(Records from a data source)
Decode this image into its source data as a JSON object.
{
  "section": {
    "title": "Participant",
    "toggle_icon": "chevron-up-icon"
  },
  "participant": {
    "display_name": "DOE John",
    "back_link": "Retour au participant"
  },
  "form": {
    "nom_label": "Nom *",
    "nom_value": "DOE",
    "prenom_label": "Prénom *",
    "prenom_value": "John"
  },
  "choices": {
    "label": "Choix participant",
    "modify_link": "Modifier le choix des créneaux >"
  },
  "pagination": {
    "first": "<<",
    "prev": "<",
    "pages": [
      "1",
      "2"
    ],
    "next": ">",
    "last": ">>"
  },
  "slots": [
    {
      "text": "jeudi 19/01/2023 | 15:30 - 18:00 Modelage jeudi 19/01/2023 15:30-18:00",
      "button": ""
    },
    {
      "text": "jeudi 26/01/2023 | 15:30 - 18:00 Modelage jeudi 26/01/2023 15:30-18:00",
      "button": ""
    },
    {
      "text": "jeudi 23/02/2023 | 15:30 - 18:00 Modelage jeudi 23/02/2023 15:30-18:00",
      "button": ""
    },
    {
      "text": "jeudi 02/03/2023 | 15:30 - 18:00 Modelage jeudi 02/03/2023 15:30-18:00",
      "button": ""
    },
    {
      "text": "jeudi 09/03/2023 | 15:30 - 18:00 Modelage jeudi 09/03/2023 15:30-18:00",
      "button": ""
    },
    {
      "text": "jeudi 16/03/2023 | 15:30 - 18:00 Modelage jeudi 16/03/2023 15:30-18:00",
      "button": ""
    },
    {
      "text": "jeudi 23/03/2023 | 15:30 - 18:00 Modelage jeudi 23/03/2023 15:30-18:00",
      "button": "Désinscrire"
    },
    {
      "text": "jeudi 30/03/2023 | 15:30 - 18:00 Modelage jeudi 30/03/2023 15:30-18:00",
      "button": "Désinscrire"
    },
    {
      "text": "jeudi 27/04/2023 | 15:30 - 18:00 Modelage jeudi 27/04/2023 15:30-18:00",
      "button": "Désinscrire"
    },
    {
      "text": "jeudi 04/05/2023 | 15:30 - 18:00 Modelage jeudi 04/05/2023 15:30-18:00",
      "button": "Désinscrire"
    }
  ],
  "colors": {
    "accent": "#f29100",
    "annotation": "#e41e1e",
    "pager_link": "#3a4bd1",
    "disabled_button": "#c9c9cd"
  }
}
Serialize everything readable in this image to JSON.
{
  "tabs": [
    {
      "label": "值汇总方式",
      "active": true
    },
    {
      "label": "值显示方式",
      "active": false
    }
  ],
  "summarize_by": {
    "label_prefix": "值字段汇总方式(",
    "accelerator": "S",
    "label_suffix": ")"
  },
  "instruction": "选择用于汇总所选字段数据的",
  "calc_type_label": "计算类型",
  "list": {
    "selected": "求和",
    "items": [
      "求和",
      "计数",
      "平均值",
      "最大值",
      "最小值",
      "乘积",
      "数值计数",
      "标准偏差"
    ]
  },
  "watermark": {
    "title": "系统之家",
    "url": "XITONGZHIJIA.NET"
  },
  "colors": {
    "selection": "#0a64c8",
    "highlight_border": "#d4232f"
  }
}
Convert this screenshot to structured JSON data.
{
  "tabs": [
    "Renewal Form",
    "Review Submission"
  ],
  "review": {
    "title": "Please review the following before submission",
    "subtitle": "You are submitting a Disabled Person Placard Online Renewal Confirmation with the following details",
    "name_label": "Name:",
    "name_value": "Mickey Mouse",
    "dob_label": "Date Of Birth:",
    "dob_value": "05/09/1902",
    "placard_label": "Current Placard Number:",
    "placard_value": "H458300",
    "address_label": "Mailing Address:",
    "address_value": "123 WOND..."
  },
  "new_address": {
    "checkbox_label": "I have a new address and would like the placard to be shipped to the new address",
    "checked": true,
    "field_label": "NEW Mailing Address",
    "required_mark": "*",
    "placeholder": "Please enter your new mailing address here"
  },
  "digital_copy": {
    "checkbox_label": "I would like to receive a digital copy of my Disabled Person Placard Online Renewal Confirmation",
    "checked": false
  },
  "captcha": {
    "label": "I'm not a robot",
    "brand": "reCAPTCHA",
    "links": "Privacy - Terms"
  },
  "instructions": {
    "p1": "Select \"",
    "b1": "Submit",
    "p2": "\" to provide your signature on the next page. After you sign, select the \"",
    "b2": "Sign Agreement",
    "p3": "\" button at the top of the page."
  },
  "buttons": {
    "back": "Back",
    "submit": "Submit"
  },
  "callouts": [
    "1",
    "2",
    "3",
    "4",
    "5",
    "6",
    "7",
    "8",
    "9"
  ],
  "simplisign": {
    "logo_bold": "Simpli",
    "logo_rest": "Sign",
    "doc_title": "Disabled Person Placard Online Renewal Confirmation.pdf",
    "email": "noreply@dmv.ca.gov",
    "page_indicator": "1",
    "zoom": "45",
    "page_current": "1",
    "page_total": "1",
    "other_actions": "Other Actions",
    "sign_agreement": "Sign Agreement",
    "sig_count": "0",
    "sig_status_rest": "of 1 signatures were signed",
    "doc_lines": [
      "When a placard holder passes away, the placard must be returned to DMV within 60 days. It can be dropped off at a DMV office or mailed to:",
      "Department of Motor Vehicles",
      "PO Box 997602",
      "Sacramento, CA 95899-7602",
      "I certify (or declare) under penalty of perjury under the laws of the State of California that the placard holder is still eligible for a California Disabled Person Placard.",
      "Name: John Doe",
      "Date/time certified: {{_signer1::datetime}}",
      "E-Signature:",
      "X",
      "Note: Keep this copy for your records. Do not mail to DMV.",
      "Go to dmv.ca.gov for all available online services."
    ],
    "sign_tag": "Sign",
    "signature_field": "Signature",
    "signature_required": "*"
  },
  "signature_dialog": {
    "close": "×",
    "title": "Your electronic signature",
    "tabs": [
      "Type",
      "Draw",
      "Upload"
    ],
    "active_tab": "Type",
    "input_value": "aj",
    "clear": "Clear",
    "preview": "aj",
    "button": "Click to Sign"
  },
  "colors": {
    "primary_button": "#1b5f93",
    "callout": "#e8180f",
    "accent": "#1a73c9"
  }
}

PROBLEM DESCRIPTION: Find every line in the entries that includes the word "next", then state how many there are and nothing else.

EXPECTED ANSWER: 2